Start of Block

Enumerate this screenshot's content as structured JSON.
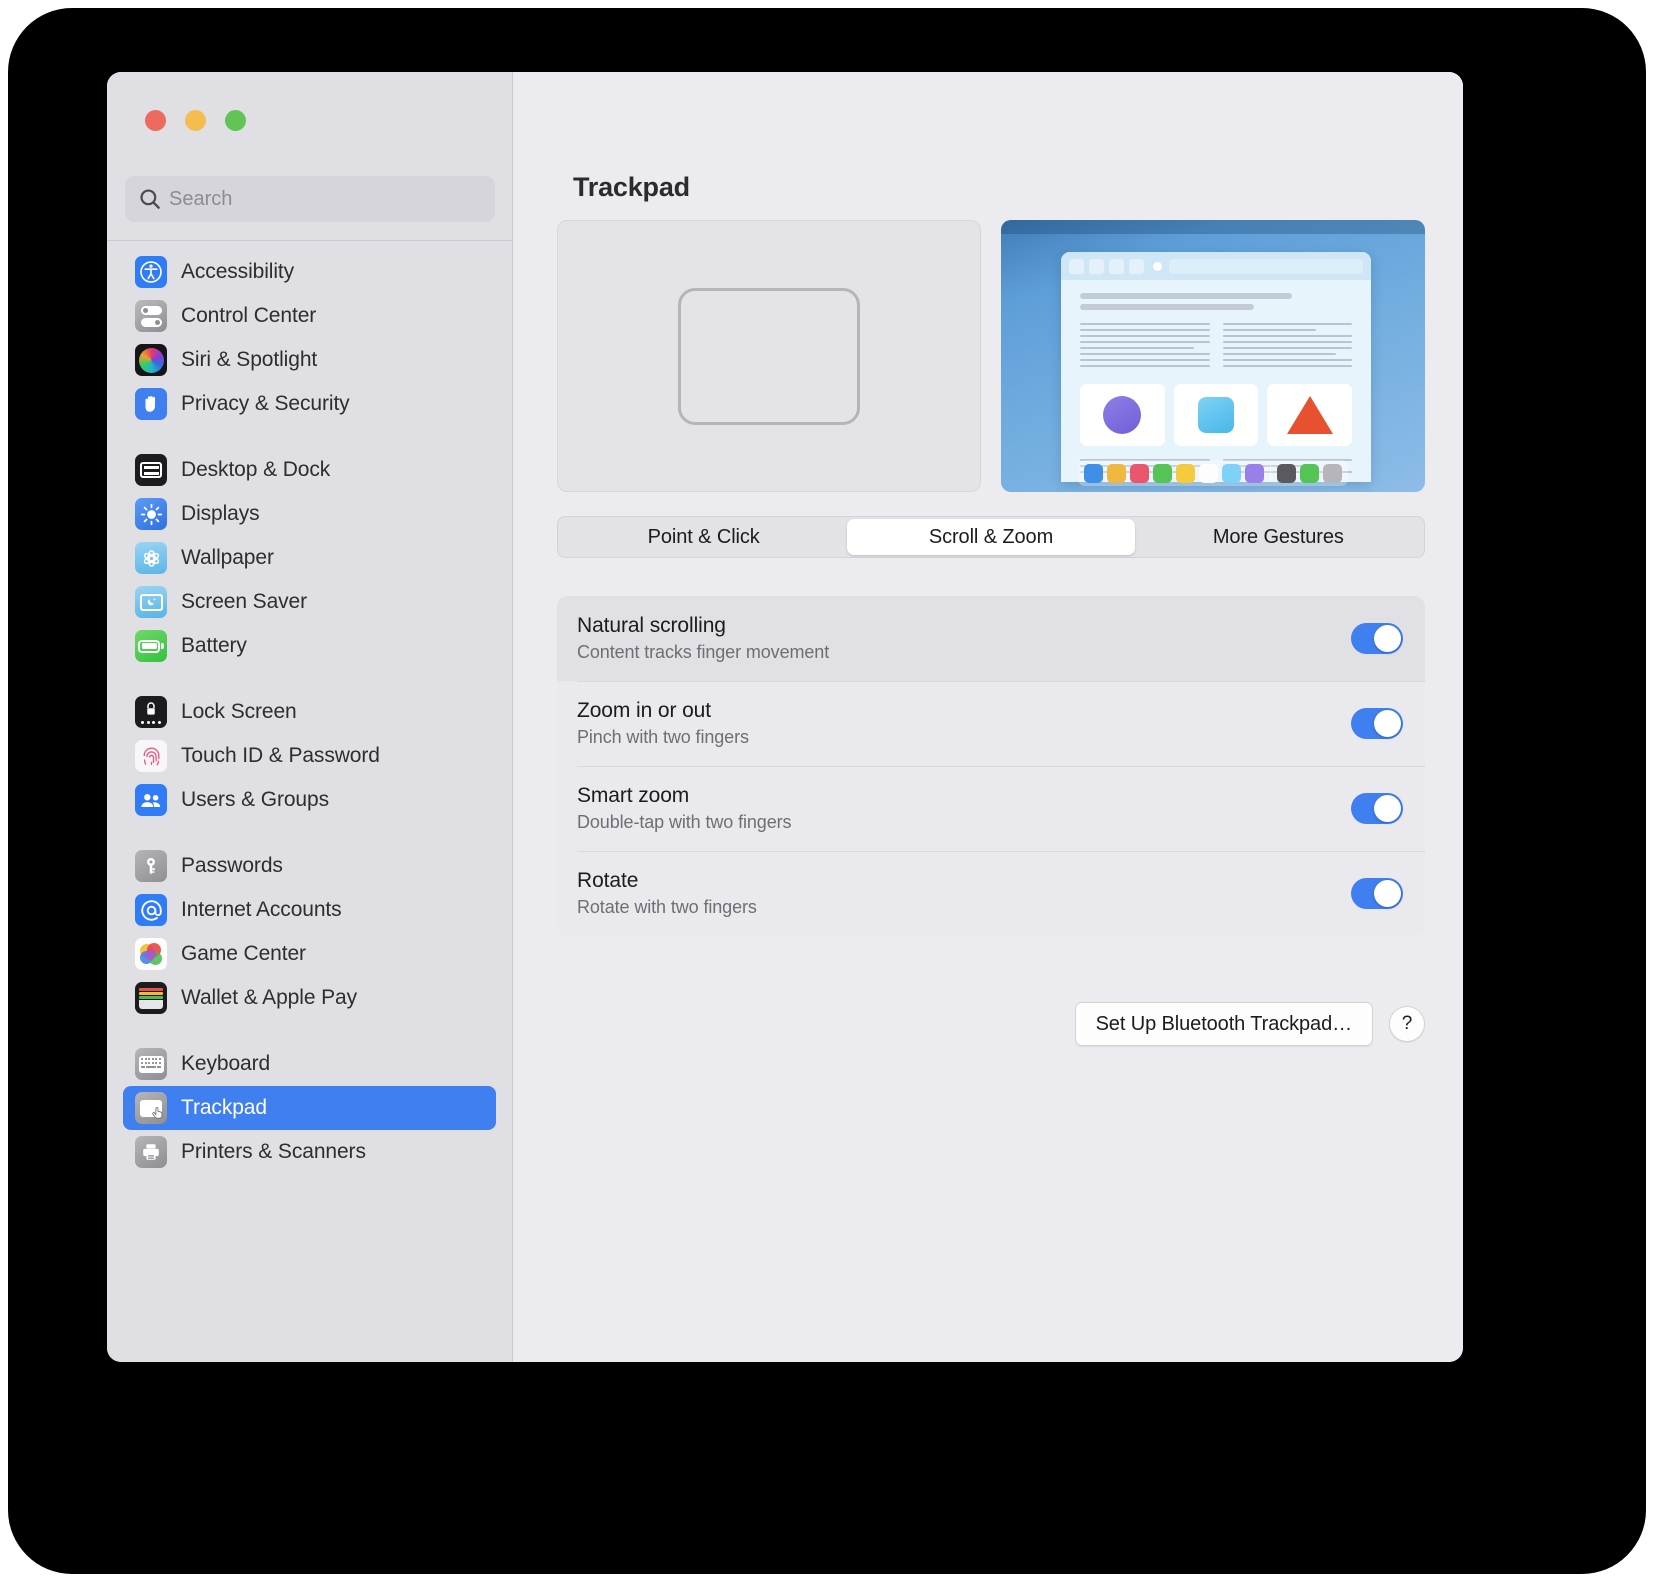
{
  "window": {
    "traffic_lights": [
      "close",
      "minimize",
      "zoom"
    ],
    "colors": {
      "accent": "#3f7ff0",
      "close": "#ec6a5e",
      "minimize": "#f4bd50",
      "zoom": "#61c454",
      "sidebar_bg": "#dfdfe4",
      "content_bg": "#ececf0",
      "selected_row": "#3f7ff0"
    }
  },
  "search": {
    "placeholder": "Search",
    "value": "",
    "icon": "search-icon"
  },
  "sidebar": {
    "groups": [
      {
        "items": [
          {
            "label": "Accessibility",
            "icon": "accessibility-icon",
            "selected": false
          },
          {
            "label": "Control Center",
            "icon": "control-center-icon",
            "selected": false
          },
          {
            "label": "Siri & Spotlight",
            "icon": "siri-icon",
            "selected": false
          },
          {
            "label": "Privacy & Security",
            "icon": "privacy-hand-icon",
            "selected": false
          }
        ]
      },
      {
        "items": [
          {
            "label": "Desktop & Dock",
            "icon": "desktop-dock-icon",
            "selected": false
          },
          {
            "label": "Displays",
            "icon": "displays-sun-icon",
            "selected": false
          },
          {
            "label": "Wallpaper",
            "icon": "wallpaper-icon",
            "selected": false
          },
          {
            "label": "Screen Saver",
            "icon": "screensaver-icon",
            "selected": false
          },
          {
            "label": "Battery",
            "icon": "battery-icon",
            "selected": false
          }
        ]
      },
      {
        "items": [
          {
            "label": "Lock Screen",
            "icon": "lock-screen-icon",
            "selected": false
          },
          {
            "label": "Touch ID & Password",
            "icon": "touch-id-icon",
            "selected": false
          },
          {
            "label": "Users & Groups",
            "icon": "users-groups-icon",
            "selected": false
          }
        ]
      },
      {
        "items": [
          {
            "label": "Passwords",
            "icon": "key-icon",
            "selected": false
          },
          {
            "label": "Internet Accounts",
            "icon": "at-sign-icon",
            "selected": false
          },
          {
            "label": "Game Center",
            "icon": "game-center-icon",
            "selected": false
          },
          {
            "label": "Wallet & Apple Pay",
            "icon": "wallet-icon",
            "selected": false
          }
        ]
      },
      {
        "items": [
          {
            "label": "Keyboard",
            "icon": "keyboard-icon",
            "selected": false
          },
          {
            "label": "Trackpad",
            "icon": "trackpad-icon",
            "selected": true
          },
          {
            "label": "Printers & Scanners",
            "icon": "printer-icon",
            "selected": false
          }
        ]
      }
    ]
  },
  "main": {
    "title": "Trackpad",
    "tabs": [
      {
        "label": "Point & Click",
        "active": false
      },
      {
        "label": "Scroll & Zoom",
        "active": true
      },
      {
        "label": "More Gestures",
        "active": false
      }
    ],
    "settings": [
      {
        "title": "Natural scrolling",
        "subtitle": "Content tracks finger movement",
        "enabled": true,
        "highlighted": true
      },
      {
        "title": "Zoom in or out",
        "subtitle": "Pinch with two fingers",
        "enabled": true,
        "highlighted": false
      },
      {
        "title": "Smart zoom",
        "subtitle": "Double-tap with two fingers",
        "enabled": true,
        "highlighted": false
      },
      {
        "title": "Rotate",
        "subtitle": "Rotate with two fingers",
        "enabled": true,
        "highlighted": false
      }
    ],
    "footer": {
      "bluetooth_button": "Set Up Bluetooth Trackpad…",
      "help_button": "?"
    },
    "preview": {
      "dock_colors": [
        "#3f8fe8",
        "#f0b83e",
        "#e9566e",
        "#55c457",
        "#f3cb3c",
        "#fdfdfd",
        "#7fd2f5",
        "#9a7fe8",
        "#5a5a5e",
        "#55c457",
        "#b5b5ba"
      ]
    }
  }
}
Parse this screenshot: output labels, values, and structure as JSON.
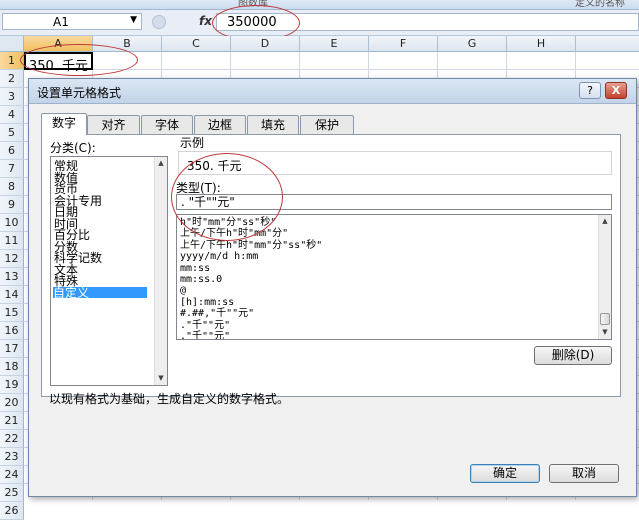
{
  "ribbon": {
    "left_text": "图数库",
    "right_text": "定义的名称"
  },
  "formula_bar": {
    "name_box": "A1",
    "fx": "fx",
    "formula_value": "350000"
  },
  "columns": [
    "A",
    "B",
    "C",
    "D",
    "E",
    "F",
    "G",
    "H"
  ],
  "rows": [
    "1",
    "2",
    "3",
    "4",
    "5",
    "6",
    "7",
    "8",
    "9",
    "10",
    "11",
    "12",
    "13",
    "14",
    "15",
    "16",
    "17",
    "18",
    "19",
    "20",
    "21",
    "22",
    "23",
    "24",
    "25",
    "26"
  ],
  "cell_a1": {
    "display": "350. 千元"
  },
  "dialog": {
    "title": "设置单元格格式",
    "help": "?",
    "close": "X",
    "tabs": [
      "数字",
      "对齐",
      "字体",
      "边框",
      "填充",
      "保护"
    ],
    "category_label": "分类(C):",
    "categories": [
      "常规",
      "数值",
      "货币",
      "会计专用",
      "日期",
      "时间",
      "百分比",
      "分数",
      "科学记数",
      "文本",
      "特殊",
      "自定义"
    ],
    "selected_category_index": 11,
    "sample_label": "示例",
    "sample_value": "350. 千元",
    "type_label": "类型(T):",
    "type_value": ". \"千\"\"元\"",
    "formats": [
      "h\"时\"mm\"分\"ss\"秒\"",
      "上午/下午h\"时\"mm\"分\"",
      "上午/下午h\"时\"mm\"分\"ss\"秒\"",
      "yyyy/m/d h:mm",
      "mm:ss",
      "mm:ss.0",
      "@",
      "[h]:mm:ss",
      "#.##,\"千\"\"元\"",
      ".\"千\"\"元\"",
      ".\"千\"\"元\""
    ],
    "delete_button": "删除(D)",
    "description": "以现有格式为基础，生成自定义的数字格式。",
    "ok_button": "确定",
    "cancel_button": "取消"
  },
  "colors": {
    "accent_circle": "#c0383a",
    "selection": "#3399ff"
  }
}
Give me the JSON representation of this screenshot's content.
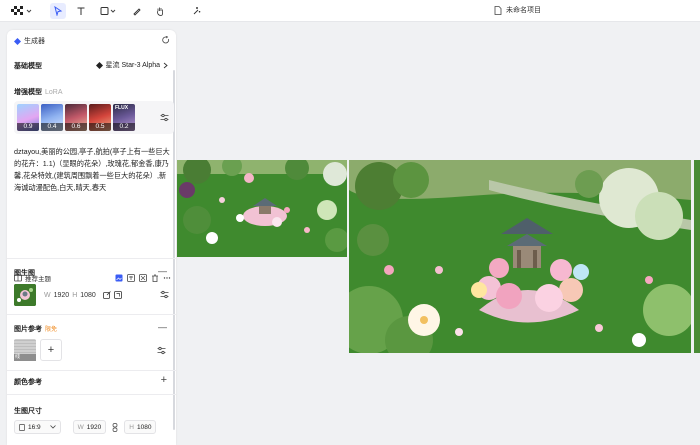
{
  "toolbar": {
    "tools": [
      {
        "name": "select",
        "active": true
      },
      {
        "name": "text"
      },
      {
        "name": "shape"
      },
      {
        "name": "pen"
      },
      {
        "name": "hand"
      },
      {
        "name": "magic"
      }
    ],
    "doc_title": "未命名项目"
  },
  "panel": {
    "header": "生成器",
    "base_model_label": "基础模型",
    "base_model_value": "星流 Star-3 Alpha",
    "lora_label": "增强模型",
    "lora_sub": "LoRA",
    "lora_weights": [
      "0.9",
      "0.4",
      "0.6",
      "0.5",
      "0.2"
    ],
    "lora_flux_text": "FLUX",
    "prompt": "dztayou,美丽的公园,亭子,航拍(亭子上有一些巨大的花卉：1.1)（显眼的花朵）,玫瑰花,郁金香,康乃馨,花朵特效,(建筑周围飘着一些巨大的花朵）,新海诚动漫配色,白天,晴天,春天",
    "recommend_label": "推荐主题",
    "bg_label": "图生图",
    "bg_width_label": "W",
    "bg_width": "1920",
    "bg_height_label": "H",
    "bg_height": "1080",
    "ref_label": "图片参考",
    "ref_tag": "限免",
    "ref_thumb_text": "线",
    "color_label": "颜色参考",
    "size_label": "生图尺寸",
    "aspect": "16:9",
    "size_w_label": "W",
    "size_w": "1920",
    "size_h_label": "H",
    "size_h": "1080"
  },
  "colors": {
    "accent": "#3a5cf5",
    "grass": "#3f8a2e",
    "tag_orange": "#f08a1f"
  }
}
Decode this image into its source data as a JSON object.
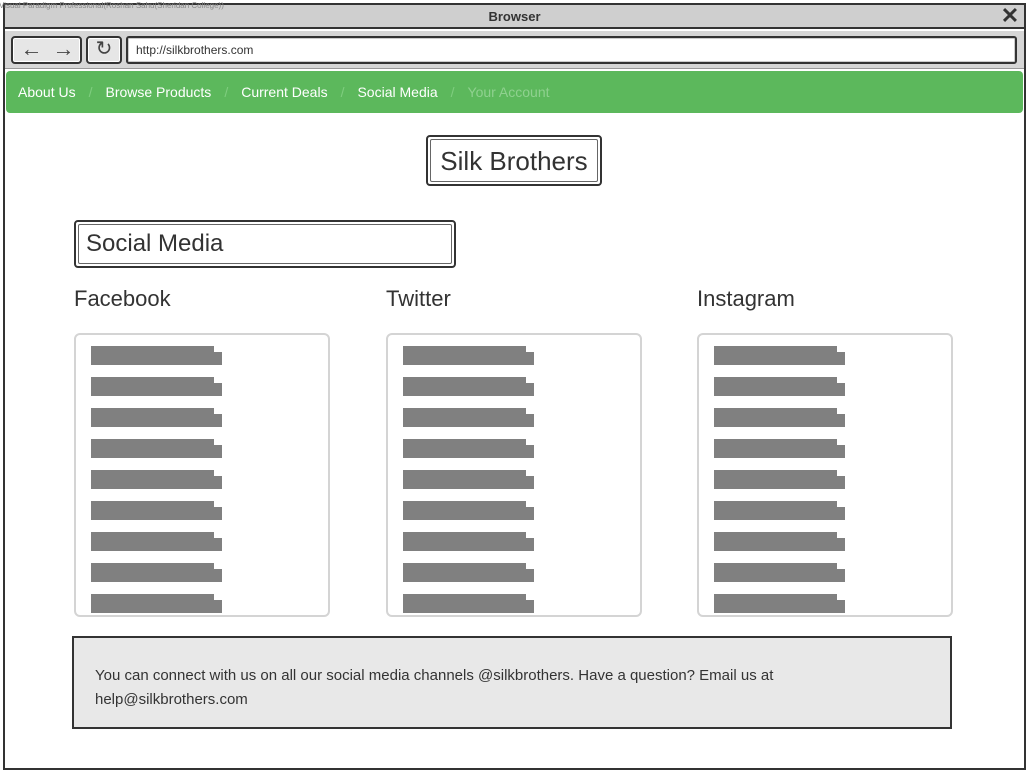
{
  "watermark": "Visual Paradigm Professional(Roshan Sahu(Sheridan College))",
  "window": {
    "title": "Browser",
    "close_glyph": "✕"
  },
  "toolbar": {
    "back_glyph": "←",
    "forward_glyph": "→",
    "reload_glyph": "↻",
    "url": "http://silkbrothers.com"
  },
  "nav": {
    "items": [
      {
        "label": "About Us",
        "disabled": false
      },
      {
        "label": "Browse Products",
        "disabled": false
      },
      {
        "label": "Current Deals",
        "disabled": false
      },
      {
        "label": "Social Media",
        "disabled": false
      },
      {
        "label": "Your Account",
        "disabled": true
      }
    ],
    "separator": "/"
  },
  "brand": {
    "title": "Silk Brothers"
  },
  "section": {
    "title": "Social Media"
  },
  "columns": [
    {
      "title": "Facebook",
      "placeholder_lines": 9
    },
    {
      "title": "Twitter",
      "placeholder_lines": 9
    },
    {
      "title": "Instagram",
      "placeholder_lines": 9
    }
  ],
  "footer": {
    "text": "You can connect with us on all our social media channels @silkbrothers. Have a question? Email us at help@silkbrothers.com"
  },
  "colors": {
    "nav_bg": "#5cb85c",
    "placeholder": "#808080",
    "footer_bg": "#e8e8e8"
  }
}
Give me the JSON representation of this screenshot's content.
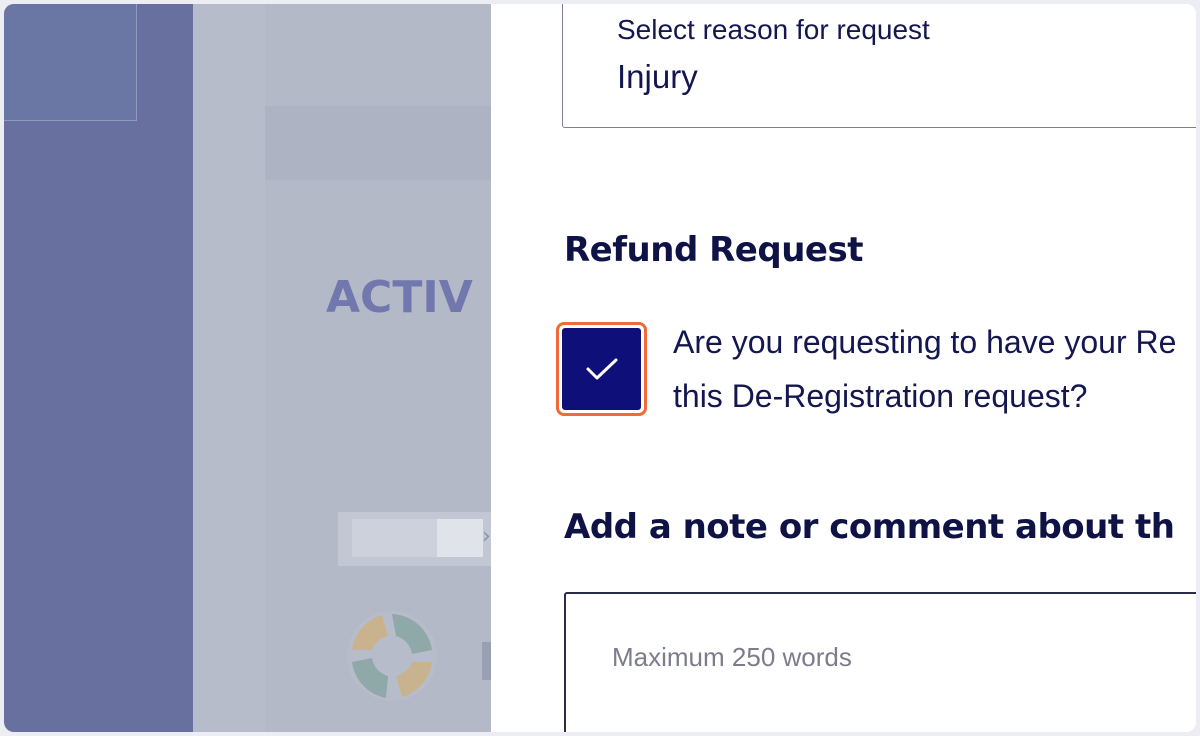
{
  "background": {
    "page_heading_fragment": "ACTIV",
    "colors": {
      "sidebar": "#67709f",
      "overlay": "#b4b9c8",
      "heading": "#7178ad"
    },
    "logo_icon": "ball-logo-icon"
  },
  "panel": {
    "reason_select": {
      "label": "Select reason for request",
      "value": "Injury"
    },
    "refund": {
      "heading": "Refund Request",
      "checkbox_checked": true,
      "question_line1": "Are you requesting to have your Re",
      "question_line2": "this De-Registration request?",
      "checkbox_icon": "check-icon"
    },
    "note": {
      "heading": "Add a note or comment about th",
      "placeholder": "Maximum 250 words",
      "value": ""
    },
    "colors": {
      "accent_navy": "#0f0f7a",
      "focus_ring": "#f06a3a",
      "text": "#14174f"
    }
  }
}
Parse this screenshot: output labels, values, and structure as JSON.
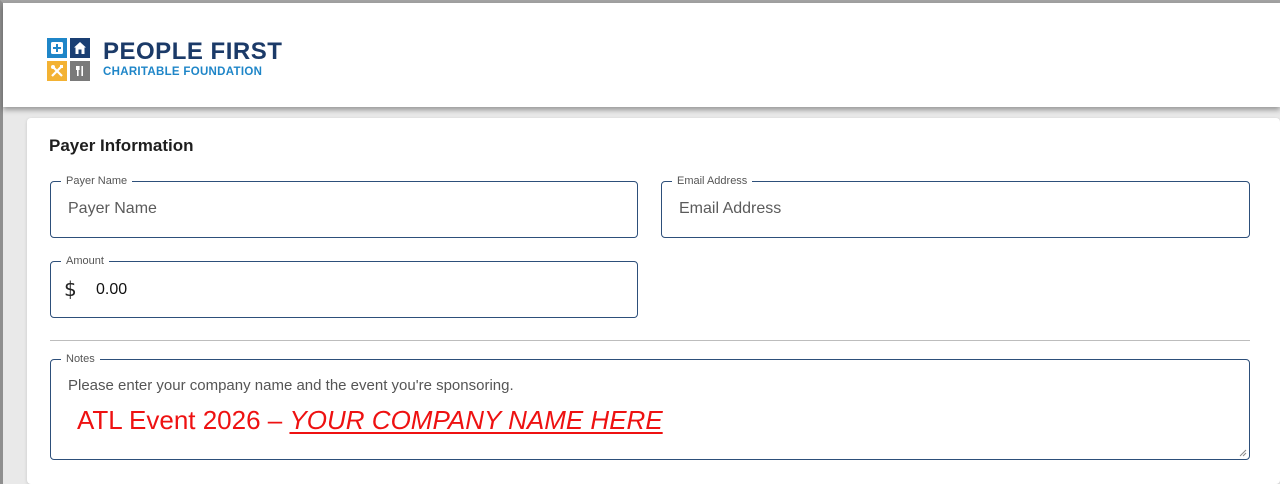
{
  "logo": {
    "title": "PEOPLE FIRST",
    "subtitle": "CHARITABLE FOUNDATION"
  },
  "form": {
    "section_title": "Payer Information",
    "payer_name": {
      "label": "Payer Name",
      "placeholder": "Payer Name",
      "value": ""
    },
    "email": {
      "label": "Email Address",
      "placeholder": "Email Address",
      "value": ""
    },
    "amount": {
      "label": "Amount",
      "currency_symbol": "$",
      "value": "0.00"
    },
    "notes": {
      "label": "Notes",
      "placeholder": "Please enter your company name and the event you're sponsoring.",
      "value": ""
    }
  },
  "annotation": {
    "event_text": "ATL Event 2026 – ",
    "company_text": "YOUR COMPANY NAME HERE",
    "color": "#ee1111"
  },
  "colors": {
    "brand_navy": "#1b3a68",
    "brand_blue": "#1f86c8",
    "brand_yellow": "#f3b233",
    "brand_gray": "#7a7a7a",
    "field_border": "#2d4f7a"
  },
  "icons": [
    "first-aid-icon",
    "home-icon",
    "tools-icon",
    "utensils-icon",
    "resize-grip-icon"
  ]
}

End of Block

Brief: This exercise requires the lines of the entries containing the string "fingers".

Result:
        "subtitle": "Pinch with two fingers",
        "subtitle": "Double-tap with two fingers",
        "subtitle": "Rotate with two fingers",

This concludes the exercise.